== Segment start ==

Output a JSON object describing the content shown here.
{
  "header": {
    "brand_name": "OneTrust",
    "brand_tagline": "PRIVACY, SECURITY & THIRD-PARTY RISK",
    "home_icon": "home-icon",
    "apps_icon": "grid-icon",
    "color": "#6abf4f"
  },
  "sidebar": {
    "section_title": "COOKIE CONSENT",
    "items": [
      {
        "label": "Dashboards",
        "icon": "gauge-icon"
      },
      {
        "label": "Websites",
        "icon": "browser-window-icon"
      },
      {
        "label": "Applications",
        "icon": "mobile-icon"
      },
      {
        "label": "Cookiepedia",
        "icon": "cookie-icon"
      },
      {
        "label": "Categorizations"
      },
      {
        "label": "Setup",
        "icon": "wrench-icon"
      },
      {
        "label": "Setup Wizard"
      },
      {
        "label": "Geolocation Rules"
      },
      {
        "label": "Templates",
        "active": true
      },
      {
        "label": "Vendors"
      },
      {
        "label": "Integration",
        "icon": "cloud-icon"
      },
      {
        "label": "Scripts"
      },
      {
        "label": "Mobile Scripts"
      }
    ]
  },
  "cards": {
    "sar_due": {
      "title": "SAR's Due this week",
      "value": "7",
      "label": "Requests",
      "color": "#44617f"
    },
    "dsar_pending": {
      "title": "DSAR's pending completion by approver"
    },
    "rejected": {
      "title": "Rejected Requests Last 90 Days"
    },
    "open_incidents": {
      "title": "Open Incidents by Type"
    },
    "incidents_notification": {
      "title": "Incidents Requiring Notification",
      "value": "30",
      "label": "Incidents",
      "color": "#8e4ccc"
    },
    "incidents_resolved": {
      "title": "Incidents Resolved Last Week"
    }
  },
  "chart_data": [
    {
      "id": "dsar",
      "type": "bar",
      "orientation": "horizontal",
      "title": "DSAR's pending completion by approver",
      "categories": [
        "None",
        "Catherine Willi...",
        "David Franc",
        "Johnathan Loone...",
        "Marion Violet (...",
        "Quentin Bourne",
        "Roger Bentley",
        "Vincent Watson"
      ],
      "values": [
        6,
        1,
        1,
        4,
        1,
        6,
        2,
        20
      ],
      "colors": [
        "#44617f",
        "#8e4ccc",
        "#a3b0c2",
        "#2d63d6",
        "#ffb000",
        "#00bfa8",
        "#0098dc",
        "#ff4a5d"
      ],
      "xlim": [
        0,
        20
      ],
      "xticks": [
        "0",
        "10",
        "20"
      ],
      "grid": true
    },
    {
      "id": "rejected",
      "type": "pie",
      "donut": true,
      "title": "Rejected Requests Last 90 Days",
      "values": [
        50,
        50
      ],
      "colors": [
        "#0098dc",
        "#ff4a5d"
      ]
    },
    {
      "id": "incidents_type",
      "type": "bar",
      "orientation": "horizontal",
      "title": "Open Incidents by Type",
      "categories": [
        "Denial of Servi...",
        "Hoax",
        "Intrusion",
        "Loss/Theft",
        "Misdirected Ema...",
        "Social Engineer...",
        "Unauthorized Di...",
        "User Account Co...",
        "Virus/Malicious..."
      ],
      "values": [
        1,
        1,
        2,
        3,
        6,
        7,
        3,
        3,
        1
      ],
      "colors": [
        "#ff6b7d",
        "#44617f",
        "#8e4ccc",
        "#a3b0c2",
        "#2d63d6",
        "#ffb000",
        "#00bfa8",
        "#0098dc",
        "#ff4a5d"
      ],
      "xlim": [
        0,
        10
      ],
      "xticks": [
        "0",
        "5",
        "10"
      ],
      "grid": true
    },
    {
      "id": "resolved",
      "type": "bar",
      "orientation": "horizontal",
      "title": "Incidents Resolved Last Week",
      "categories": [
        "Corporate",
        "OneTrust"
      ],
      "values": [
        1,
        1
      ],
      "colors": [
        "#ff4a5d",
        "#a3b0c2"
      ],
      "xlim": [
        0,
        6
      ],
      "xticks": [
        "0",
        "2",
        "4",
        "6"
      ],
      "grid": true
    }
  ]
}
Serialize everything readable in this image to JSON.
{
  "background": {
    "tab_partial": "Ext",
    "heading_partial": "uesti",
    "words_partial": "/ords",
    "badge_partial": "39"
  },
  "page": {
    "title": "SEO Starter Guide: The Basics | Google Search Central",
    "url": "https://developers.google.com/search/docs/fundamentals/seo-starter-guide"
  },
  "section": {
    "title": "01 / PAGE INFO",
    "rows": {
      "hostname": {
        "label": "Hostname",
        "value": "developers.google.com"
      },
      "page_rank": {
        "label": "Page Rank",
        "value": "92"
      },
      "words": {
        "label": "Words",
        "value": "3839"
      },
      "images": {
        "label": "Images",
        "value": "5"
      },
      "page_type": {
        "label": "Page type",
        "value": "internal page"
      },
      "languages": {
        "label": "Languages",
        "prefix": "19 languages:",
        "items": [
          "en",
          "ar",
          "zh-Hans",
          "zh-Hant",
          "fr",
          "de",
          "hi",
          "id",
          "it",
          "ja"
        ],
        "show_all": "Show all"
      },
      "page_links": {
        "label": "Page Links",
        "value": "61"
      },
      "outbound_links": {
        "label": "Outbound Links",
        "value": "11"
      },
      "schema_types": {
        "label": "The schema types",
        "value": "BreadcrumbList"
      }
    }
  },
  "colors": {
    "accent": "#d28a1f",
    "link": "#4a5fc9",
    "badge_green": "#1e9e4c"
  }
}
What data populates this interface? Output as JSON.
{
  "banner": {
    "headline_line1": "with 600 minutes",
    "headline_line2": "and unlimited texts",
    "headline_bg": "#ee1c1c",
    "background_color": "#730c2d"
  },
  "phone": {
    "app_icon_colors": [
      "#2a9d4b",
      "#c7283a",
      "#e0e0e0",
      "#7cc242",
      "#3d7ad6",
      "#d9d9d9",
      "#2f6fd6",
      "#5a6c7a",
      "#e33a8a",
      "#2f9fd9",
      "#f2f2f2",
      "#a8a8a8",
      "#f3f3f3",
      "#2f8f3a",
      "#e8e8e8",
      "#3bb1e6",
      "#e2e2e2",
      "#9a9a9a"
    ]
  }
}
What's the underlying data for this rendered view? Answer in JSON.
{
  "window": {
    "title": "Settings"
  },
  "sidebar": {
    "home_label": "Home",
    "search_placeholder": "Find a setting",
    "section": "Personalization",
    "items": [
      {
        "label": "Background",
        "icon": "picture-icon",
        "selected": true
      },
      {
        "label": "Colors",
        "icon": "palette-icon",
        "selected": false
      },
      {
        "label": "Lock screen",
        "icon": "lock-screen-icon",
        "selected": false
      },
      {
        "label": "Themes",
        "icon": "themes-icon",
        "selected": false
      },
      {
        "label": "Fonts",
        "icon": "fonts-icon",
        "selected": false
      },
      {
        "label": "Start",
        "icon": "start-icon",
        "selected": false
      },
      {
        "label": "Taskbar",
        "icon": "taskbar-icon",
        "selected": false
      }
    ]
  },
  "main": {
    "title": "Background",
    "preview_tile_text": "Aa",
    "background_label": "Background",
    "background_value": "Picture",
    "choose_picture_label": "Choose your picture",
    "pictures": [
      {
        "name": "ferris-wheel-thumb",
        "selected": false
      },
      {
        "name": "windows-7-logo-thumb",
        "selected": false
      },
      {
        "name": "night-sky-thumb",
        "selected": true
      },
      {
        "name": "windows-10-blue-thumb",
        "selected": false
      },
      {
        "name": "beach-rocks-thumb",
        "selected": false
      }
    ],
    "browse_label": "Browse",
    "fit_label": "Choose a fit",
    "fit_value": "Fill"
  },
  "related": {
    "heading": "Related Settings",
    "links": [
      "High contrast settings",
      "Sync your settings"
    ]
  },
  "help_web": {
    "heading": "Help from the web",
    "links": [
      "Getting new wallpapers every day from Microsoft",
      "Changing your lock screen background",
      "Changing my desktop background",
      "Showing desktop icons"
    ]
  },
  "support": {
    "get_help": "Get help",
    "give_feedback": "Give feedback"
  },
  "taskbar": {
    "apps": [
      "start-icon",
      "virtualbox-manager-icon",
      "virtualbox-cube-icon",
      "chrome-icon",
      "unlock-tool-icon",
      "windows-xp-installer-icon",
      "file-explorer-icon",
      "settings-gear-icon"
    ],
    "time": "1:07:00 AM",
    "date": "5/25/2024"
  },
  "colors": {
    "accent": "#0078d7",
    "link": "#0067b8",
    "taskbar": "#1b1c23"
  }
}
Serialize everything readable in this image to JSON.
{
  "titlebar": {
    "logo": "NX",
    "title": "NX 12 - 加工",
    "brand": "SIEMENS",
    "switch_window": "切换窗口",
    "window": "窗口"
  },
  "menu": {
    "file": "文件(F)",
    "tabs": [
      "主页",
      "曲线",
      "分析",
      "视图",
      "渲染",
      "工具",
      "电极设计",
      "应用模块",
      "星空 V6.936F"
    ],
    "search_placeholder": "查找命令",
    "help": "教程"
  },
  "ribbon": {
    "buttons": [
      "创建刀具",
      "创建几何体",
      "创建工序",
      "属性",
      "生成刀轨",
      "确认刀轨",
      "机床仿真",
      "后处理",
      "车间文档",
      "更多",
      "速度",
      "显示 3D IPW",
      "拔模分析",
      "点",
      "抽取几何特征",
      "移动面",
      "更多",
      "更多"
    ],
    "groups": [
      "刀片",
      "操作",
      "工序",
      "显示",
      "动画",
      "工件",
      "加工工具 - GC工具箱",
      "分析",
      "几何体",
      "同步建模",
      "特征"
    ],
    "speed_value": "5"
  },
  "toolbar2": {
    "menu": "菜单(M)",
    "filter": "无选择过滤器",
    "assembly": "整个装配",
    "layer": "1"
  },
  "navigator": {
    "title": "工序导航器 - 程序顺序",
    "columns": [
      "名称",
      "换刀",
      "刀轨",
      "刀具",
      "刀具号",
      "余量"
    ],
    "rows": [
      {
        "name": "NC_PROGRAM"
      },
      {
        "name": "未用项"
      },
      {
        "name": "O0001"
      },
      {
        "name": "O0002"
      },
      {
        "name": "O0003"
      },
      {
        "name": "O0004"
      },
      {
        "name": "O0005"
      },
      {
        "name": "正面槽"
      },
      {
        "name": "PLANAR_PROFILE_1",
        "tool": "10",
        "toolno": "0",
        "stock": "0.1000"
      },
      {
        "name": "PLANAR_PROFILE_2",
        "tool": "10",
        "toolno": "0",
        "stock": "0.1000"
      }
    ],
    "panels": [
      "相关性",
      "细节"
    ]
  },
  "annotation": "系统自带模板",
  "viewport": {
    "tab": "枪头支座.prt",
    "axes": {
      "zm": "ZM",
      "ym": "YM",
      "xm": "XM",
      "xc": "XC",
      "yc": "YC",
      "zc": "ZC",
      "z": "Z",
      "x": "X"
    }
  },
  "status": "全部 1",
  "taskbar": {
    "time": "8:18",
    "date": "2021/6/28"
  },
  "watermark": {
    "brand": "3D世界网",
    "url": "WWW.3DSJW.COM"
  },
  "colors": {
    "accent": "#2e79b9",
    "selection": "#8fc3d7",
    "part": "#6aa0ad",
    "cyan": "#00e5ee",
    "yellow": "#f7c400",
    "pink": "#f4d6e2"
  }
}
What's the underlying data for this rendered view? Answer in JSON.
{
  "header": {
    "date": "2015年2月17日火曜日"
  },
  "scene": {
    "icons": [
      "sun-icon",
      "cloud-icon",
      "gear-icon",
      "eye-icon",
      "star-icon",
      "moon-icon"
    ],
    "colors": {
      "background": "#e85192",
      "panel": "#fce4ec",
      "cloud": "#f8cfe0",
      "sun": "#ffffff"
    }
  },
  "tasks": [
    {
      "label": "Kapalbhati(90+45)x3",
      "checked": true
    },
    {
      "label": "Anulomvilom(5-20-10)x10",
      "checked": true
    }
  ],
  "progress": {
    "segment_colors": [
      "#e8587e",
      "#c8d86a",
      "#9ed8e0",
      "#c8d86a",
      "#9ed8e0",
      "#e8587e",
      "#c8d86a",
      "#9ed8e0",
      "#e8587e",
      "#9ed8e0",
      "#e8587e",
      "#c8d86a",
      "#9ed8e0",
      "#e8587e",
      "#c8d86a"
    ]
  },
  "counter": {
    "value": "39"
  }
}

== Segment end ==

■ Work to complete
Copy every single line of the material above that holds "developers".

■ Result below
    "url": "https://developers.google.com/search/docs/fundamentals/seo-starter-guide"
        "value": "developers.google.com"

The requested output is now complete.